Insider tip: Blast your shoes with a hairdryer, as odd as that sounds, is a good way to make the shoes a little more comfortable and blister-proof for your big day. Before you go for anywhere near that plug, please make your shoes are heat resistant. We take no responsibility for melted wedding shoes!
Alcohol (Do not drink more thank you can handle)
A few glasses of bubbly is fine, in fact, it’s encouraged, but many brides tend to overdrink. Rather get one of your bridesmaids to remind you to drink lots of water in order to stay hydrated. The wedding day is a culmination of months of stress and nerves and it’s normal to want to down an entire bottle with your bridesmaids, but this is a recipe for disaster. A few things to consider before drinking: the In-Laws, the videographer and photographer, YouTube, memories and your dress.
Spill on Your Dress (anything that could stain)
Stay away from anything that could spoil your lovely wedding dress. From red wine, tomato sauce and pasta, to melted chocolate. Big no no. However, if you are going to indulge in messy food, be extremely cautious!
Whine and Complain (to guests)
Remember, you are the one who chose the caterer and the menu and-and-and. If the quality is not up to your standards, talk to the chef directly or assign your maid of honour to do so (quietly and in private). They want you to be happy and if you’re polite and do not try to humiliate them, they’ll do their best to make you happy. Avoid your guests badmouthing you.
Rudeness (Don’t be a bridezilla)
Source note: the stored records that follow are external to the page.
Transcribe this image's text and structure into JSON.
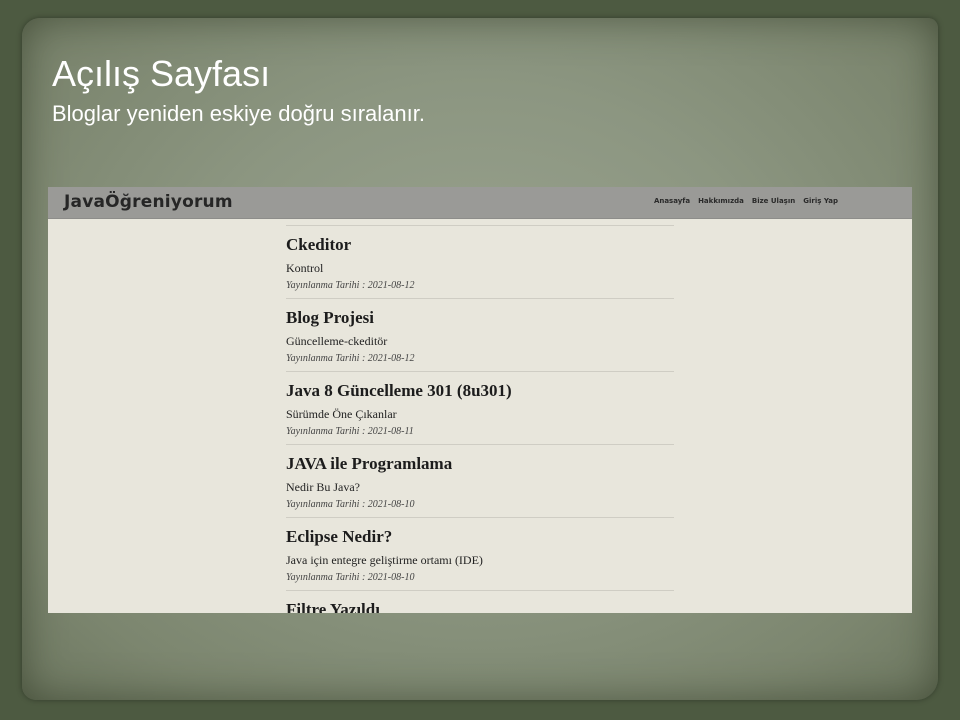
{
  "slide": {
    "title": "Açılış Sayfası",
    "subtitle": "Bloglar yeniden eskiye doğru sıralanır."
  },
  "navbar": {
    "brand": "JavaÖğreniyorum",
    "links": [
      "Anasayfa",
      "Hakkımızda",
      "Bize Ulaşın",
      "Giriş Yap"
    ]
  },
  "meta_label": "Yayınlanma Tarihi :",
  "posts": [
    {
      "title": "Ckeditor",
      "subtitle": "Kontrol",
      "date": "2021-08-12"
    },
    {
      "title": "Blog Projesi",
      "subtitle": "Güncelleme-ckeditör",
      "date": "2021-08-12"
    },
    {
      "title": "Java 8 Güncelleme 301 (8u301)",
      "subtitle": "Sürümde Öne Çıkanlar",
      "date": "2021-08-11"
    },
    {
      "title": "JAVA ile Programlama",
      "subtitle": "Nedir Bu Java?",
      "date": "2021-08-10"
    },
    {
      "title": "Eclipse Nedir?",
      "subtitle": "Java için entegre geliştirme ortamı (IDE)",
      "date": "2021-08-10"
    },
    {
      "title": "Filtre Yazıldı"
    }
  ],
  "colors": {
    "page_background": "#e8e6dc",
    "navbar": "#9a9a97",
    "slide_background": "#8c9681"
  }
}
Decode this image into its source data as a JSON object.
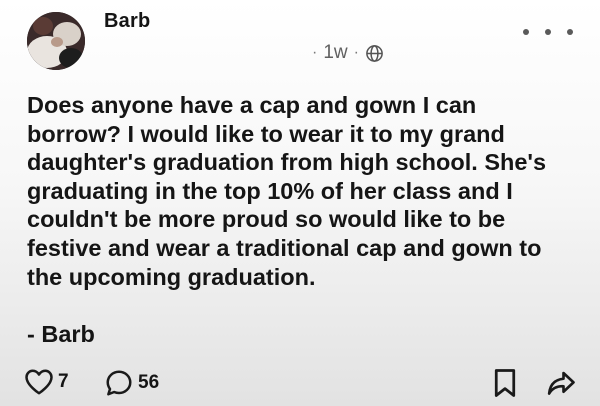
{
  "post": {
    "author": "Barb",
    "time": "1w",
    "separator": "·",
    "body_lines": [
      "Does anyone have a cap and gown I can",
      "borrow? I would like to wear it to my grand",
      "daughter's graduation from high school. She's",
      "graduating in the top 10% of her class and I",
      "couldn't be more proud so would like to be",
      "festive and wear a traditional cap and gown to",
      "the upcoming graduation."
    ],
    "signature": "- Barb",
    "likes": "7",
    "comments": "56"
  },
  "icons": {
    "avatar": "avatar-photo",
    "audience": "globe-icon",
    "menu": "more-options-icon",
    "like": "heart-icon",
    "comment": "comment-bubble-icon",
    "save": "bookmark-icon",
    "share": "share-arrow-icon"
  }
}
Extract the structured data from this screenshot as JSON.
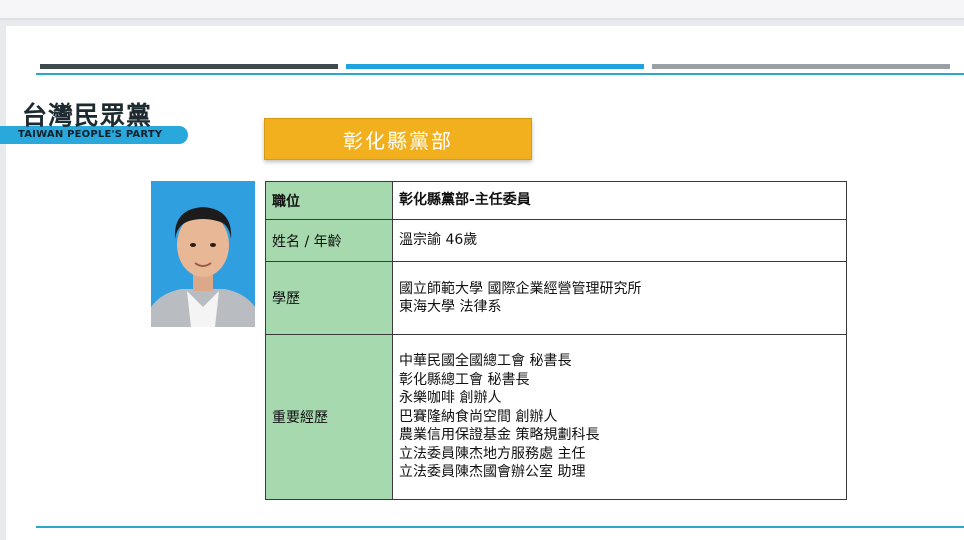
{
  "logo": {
    "zh": "台灣民眾黨",
    "en": "TAIWAN PEOPLE'S PARTY"
  },
  "branch_title": "彰化縣黨部",
  "table": {
    "position": {
      "label": "職位",
      "value": "彰化縣黨部-主任委員"
    },
    "name_age": {
      "label": "姓名 / 年齡",
      "value": "溫宗諭 46歲"
    },
    "education": {
      "label": "學歷",
      "lines": [
        "國立師範大學 國際企業經營管理研究所",
        "東海大學 法律系"
      ]
    },
    "experience": {
      "label": "重要經歷",
      "lines": [
        "中華民國全國總工會 秘書長",
        "彰化縣總工會 秘書長",
        "永樂咖啡 創辦人",
        "巴賽隆納食尚空間 創辦人",
        "農業信用保證基金 策略規劃科長",
        "立法委員陳杰地方服務處 主任",
        "立法委員陳杰國會辦公室 助理"
      ]
    }
  },
  "colors": {
    "accent_blue": "#1fa2dd",
    "branch_yellow": "#f2b01e",
    "label_green": "#a6d9ae"
  }
}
Indeed, it is your wedding and it is your day and you are the bride. That, however, doesn’t give you a license to be rude or inappropriate about anything with your family, friends or guests. In fact, if you misbehave, that will be the most memorable and talked about part of your entire wedding. Don’t embarrass yourself. You’ll be sorry.
Save the tricky lingerie for the honeymoon. You are going to need to use the bathroom at some point on the wedding day and it is going to be a mission and a half to use the toilet with your Disney princess gown. Why add extra hassle by wearing complicated, fancy, Rubix cube lingerie that takes five bridesmaids and a chainsaw to remove? Simplicity is key.
Not Acknowledging Your Guests
As silly as it seems, you need to ensure that you greet your guests. In most cases the bride and groom will stand at the end of a receiving line after the ceremony, this ensures the couple can greet all of their guests. However, if you want to skip straight to the reception, then consider making the rounds while guests are seated at their tables. However you decide to do it, try your best to greet everyone and thank them for coming. This is especially important for your out-of-town guests, let them know you appreciate them making the trip to be there on your big day.
Glueing to Your Phone
In as much as you would want to capture your precious moments, there is a reason why you are paying the photographer. Avoid high-maintenance guests calling you for unnecessary last minute queries and do not over commit. By having a team to worry about everything else on the big day, you will be present in the moment on your special day. Phones away, let the good times roll.
It is interesting how some brides and grooms skip registering for gifts in hopes of getting cash gifts. It’s extremely bad etiquette if a guest wishes to give you a money-based gift they will. It’s great if people offer money, but asking for it makes you look greedy. Accept any present with thanks and grace, even if it wasn’t on the registry.
In the midst of all of the fun and celebration, be sure to take a few moments to look over at the person you’re pledging your life to and reflect on the amazing journey that lies ahead of you both – remember the reason you are there.